Laura Mateczun is a graduate of the University of Maryland Francis King Carey School of Law, and a member of the Maryland Bar. She is currently a Ph.D. student at the University of Maryland, Baltimore County School of Public Policy studying public management. Her research interests involve local government cybersecurity, criminal justice, and the importance of equity in policy analysis. She received her B.A. in Public Policy and Political Science from St. Mary’s College of Maryland.
One of the authors’ papers using this research:
Norris, Mateczun, Joshi, & Finin (2020) Managing cybersecurity at the grassroots: Evidence from the first nationwide survey of local government cybersecurity. Journal of Urban Affairs
2020 STC Summer Reading Group
Aug. 20 – Talesh (2018) Data Breach, Privacy, and Cyber Insurance (pdf)

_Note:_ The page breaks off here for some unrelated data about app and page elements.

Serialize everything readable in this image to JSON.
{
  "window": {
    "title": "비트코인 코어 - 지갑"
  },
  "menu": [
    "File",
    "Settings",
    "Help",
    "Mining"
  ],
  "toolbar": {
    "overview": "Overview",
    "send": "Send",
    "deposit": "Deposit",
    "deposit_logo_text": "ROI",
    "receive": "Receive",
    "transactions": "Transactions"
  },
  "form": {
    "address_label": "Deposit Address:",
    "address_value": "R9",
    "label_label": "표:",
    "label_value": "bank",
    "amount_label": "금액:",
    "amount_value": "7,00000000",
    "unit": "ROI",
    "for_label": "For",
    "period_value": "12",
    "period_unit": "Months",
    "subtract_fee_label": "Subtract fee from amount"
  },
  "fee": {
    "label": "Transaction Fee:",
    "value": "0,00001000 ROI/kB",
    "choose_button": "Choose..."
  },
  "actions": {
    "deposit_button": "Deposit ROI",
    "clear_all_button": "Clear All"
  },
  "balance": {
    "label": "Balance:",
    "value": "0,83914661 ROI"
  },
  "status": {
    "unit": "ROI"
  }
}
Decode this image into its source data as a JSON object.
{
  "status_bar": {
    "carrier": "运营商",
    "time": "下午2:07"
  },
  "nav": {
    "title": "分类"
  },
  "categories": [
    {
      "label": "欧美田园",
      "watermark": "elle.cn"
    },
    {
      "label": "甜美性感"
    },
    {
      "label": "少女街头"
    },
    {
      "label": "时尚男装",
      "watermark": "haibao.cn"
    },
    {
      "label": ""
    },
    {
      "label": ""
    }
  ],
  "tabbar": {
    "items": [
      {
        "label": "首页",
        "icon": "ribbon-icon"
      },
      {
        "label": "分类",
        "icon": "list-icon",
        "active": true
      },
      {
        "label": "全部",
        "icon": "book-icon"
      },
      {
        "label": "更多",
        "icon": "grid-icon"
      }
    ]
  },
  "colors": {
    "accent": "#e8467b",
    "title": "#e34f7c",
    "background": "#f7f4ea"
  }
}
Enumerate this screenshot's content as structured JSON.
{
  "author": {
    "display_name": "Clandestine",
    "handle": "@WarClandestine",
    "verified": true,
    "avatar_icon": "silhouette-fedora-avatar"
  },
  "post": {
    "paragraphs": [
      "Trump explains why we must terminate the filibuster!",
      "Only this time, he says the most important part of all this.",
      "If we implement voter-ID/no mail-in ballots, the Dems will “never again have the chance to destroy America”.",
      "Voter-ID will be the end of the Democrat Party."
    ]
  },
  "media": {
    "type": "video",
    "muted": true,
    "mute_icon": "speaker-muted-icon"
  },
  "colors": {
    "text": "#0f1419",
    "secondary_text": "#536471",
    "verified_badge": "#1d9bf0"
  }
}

Aug. 13 – Lawson & Middleton (2019) Cyber Pearl Harbor: Analogy, fear, and the framing of cyber security threats in the United States, 1991-2016 (pdf)
Aug. 6 – Shires (2020) Cyber-noir: Cybersecurity and popular culture (pdf)
Jul. 23 – Zhang-Kennedy et al. (2016) The Role of Instructional Design in Persuasion: A Comics Approach for Improving Cybersecurity (pdf)
Jul. 16 – Norris et al. (2019) Cyberattacks at the Grass Roots: American Local Governments and the Need for High Levels of Cybersecurity (pdf)
Jul. 9 – Chatfield & Reddick (2017) Cybersecurity Innovation in Government: A Case Study of U.S. Pentagon’s Vulnerability Reward Program (pdf)
Jul. 2 – Matatji et al. (2018) Socio-technical Systems Cybersecurity Framework (pdf)
Jun. 25 – Haber & Kandogan (2007) Security Administrators: A Breed Apart (pdf)
Jun. 18 – Botta et al. (2007) Towards understanding IT security professionals and their tools (pdf)
2019 STC Summer Reading Group
Aug. 14 – Clark-Ginsberg & Slayton (2019) Regulating risks within complex sociotechnical systems: Evidence from critical infrastructure cybersecurity standards (pdf)
Aug. 7 – Porter et al. (2019) Just This Once: Predicting When Work Pressures Lead to the Circumvention of Security Practices (pdf)
Jul. 31 – Wolff (2016) Perverse Effects in Defense of Computer Systems: When More Is Less. (pdf)
Jul. 24 – Elish (2019) Moral Crumple Zones: Cautionary Tales in Human-Robot Interaction (pre-print) (pdf)
Jul. 17 – Blythe et al. (2013) Circumvention of Security: Good Users Do Bad Things (pdf)
Jul. 10 – Craigen et al. (2014) Defining Cybersecurity (pdf)
Jul. 3 – Sawyer & Jarrahi (2014) Sociotechnical approaches to the study of Information Systems (pdf)